passive, inactive - lacking in energy or will; "Much benevolence of the passive order may be traced to a disinclination to inflict pain upon oneself"- George Meredith

supine

adjective
1. flat on your back, flat, horizontal, recumbent a statue of a supine dog
flat on your back prone, prostrate, lying on your face, face-down
Translations
passiivinensaamaton

supine

[ˈsuːpaɪn]
A. ADJ (frm)
1. (= prostrate) [person, position] → de espaldas, sobre el dorso, supino (more frm)
he lay supine on the couchestaba tendido sobre el dorso or (more frm) en posición supina en el sofá
2. (fig) (= passive) → abúlico
the government's supine response to the rise in petrol pricesla reacción abúlica del gobierno ante la subida de los precios de la gasolina
B. Nsupino m

supine

[suːˈpaɪn]
adj (= lying flat) → couché(e) sur le dos, étendu(e) sur le dos
adv [lie] → sur le dos

supine

adjzurückliegend attr; person (lit)ausgestreckt; (fig)entspannt; (fig liter) lethargyträge, gleichgültig; in a supine positionauf dem Rücken liegend; to be/lie supineauf dem Rücken liegen
n (Gram) → Supinum nt
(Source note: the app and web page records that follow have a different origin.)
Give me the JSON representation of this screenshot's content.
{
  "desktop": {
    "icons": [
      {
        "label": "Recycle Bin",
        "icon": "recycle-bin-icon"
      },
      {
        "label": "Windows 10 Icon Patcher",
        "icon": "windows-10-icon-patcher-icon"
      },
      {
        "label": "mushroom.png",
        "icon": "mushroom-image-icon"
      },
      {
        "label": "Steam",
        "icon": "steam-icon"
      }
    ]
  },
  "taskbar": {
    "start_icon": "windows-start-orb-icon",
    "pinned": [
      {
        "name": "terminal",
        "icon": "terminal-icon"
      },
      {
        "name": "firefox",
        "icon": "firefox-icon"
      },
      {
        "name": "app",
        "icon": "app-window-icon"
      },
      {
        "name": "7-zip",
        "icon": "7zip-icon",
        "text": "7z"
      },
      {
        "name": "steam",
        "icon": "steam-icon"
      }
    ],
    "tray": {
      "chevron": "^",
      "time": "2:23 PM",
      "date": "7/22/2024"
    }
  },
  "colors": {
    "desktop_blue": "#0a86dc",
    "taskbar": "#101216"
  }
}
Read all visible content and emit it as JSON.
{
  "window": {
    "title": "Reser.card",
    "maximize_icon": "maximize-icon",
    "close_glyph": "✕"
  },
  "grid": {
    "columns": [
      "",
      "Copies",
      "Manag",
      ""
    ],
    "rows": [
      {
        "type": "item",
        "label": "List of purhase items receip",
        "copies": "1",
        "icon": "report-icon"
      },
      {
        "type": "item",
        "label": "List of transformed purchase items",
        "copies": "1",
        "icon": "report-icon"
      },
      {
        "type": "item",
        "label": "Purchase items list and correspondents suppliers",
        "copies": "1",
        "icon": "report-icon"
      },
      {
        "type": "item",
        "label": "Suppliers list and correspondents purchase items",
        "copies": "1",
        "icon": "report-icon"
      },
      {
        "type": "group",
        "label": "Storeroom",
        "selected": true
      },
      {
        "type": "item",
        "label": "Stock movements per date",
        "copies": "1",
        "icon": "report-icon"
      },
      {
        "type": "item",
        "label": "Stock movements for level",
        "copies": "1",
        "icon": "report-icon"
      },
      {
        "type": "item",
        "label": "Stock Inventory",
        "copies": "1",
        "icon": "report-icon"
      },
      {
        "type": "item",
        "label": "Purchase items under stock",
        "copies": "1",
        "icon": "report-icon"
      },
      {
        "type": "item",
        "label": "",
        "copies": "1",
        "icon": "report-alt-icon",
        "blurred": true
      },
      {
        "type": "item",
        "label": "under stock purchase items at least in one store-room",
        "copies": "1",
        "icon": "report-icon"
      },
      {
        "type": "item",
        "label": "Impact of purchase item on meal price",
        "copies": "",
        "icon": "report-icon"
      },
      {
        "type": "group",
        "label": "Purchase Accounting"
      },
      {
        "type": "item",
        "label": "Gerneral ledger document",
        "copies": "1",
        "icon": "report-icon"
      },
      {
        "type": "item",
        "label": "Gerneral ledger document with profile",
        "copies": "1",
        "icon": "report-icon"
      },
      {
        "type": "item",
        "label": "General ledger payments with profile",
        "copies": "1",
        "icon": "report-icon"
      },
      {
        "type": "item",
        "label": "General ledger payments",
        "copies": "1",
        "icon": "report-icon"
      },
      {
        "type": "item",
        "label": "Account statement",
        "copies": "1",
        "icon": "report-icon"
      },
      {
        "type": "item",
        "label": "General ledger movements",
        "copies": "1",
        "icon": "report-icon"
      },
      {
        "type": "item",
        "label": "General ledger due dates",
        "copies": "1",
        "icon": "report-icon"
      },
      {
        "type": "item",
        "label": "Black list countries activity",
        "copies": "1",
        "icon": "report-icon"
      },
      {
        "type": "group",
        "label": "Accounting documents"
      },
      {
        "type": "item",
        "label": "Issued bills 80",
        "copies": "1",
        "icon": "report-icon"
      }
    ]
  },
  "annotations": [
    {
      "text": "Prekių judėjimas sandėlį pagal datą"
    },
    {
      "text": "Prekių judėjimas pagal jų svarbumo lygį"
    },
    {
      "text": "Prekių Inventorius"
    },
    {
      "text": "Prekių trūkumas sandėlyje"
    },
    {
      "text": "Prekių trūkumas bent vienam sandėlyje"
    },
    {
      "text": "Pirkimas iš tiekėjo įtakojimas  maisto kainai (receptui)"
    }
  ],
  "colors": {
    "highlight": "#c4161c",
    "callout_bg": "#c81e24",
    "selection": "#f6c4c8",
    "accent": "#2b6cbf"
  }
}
supine

[ˈsuːpaɪn] adjsupino/a

su·pine

a. supino-a, de posición acostada de espalda, boca arriba y con la palma de la mano hacia arriba.

supine

adj supino, acostado boca arriba
References in classic literature ?
We have stated, likewise, the unfortunate supineness of the American government in neglecting the application of Mr.
This mode has, in such cases, vastly the advantage of elections by the people in their collective capacity, where the activity of party zeal, taking the advantage of the supineness, the ignorance, and the hopes and fears of the unwary and interested, often places men in office by the votes of a small proportion of the electors.
When he returned, to understand how Fanny was situated, and perceived its ill effects, there seemed with him but one thing to be done; and that "Fanny must have a horse" was the resolute declaration with which he opposed whatever could be urged by the supineness of his mother, or the economy of his aunt, to make it appear unimportant.
Discouraged by this supineness on the part of the government, Mr.
Supineness and dogmatism take the place of inquiry.